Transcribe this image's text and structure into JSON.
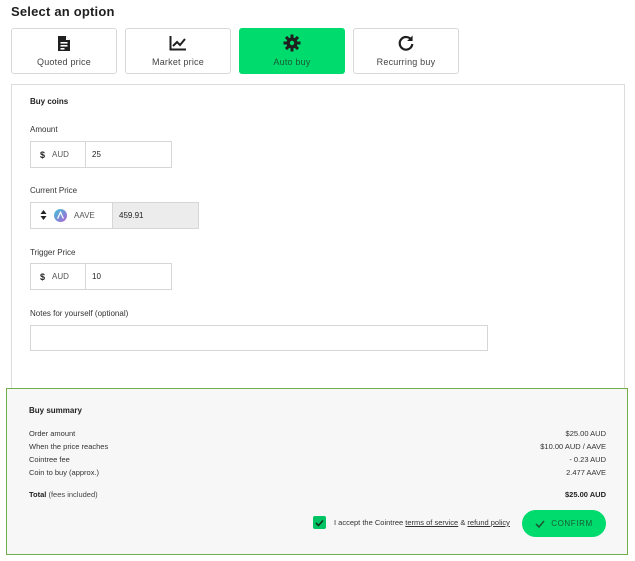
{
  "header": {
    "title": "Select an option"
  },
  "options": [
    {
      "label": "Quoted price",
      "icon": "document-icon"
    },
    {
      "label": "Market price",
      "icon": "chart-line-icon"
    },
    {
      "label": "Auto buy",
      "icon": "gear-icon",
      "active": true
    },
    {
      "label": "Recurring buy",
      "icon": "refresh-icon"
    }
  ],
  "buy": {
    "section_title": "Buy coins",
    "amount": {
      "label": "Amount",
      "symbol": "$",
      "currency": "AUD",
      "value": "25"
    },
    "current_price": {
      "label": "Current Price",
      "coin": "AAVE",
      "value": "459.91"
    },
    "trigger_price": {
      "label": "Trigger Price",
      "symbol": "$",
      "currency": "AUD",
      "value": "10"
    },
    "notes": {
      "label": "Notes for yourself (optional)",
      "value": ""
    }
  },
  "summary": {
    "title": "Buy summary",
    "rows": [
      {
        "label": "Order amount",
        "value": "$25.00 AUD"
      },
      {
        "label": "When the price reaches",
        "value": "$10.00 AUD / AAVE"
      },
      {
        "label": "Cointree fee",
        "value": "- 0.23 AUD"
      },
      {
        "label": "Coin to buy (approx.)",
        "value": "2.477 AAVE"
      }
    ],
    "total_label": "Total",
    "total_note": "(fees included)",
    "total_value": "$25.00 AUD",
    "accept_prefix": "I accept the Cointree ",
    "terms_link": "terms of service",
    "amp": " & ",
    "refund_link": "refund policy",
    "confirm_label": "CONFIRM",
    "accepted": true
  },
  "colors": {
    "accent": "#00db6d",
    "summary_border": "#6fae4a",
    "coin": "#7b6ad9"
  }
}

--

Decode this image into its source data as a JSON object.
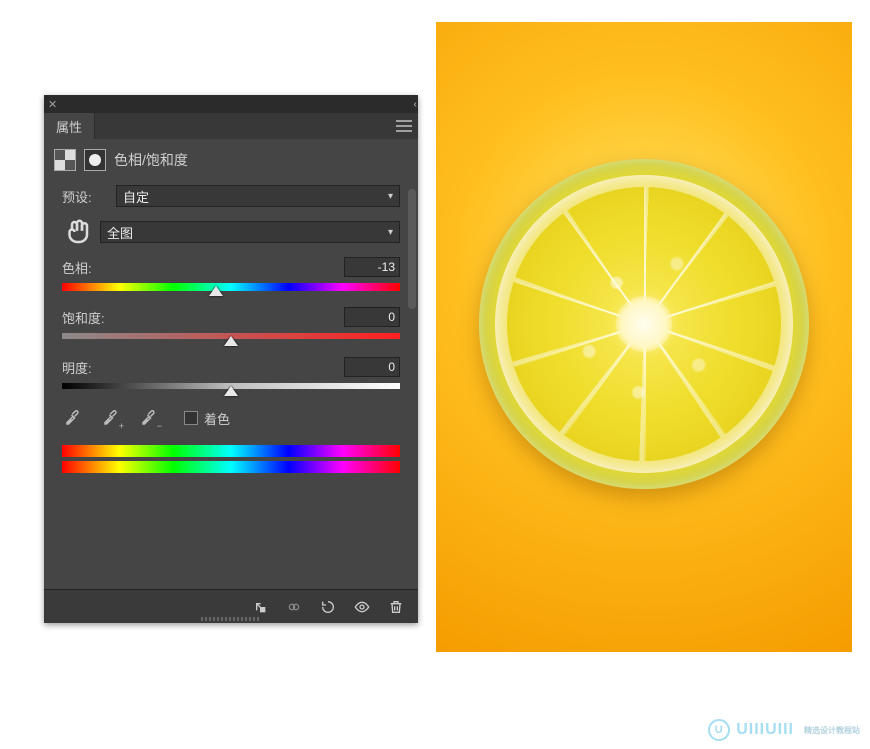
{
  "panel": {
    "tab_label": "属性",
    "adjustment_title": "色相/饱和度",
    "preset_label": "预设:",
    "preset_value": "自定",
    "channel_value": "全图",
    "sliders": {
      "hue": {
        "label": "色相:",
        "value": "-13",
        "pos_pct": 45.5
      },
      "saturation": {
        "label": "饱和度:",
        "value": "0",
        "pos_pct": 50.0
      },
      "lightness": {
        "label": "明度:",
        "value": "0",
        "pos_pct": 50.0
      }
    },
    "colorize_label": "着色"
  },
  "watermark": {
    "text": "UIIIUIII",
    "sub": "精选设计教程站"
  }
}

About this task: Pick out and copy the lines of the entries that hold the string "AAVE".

Finished task:
      "coin": "AAVE",
        "value": "$10.00 AUD / AAVE"
        "value": "2.477 AAVE"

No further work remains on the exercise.